Is There a Statute of Limitations for Medical Malpractice?
As a plaintiff, you do not have an unlimited amount of time to file a claim in any personal injury case. The same holds true for medical malpractice claims. South Carolina is a little more favorable to plaintiffs than many other states. The Palmetto State gives plaintiffs three years to file a lawsuit from the date they were injured or should have known that they were injured. If the defendant is a government agency or a medical provider who left a foreign instrument in your body, the statue of limitations may be shorter.
Of course, you should not wait until close to when the statute of limitations expires to begin the legal process. However, most plaintiffs are well into what may be a multi-year process at that point. If they file a lawsuit right before the statute of limitations expires, it is because they could not reach a settlement agreement with the insurance company.
The Start Date Is Not Always Clear
In medical malpractice cases, the date where the statute of limitations begins to run can be in dispute. Often, a plaintiff will not know that they are injured until well after the doctor provided them with poor medical care. However, the exact date may be in dispute between the plaintiff and defendant. The defendant is trying to find any way that they can to escape what could be a multimillion-dollar liability. They may argue that you were injured far before the time that you said and should have sued earlier.
Most plaintiffs begin the legal process not too long after they are injured. Medical malpractice cases take some time to investigate. Before you make a claim or file a lawsuit, you need to know the facts and legal grounds that would entitle you to compensation. Your attorney will need to review your medical records with other physicians to establish what your doctor should have done in your case.
Then, you may need to go through the claims process if you choose to go down that route. Some people will try to settle their case by making a claim against the doctor’s medical malpractice insurance. Many cases are resolved this way, but the insurance company is not always reasonable in settlement negotiations. They may drag the case to wear you down and convince you to accept less. By this time, you may be getting near to the three-year statute of limitations. Your attorney will need to be conscious of the time deadline. Missing it by even a day will cause you to lose the right to file a lawsuit.

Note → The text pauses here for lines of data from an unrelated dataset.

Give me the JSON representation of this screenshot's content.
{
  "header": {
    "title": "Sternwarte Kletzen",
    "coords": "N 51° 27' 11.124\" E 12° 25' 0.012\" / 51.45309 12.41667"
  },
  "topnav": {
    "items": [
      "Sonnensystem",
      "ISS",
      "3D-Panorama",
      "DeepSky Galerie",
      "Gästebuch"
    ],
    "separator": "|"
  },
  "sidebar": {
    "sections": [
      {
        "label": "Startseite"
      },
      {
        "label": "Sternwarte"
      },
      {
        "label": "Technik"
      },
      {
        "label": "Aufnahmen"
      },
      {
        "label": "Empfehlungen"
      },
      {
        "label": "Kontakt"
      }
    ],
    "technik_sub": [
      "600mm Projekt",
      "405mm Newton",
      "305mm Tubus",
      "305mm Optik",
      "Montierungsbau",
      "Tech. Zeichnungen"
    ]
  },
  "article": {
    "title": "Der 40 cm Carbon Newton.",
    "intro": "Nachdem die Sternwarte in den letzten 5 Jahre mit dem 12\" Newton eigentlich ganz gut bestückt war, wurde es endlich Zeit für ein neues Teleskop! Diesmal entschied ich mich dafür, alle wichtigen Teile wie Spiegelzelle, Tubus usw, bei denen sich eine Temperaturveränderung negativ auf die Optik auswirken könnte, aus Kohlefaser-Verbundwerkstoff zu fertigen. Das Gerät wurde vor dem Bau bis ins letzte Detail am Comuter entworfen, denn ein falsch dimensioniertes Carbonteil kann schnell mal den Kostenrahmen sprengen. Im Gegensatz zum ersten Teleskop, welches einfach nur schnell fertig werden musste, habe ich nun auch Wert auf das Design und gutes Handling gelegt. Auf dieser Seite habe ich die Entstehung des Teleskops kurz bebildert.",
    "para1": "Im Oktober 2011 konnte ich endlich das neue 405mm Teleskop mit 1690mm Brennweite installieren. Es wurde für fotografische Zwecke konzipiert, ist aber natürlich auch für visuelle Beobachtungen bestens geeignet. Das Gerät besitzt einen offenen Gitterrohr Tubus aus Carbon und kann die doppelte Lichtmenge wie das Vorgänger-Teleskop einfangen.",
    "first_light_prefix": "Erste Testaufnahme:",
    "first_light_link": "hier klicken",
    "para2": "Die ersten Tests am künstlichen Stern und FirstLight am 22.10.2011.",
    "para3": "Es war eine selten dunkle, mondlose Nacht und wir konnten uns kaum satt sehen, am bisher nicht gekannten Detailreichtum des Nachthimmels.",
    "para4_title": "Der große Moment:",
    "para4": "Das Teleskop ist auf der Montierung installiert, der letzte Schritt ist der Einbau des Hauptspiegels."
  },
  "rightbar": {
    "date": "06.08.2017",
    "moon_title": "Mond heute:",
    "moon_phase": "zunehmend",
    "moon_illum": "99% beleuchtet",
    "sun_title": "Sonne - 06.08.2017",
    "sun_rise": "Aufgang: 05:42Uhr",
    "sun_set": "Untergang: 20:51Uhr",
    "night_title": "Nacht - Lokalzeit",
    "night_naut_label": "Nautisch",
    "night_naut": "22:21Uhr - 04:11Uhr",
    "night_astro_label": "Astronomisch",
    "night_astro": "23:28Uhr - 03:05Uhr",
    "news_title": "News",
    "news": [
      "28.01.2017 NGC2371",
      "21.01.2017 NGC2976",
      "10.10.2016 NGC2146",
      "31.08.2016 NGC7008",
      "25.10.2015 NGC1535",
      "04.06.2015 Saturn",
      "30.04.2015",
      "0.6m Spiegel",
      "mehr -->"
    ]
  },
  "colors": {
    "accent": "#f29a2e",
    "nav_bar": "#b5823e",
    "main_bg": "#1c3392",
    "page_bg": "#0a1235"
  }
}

When you engage an attorney, you can get started on what can be a very long process. Medical malpractice cases could drag on for years as the case makes its way through court. Discovery alone can be very complex, and it could take one to two years on its own.
To learn more about the medical malpractice lawsuit process, get in touch with our Charleston medical malpractice attorneys at The Hopkins Law Firm. You can call us at (843) 314-4202 or contact us online to discuss your case.
Your case will be dismissed by the judge, and you will lose your right to file suit. You should leave yourself enough time that you are not running up against the statute of limitations but with enough time to prepare your case. Your lawyer will need to review your medical records and consult with medical experts to establish that the doctor was negligent.
What happens if the statute of limitations expires?
When should I file my lawsuit?
What takes time for your attorney to investigate?
Your case will be dismissed by the judge, and you will lose your right to file suit.
You should leave yourself enough time that you are not running up against the statute of limitations but with enough time to prepare your case.
Your lawyer will need to review your medical records and consult with medical experts to establish that the doctor was negligent.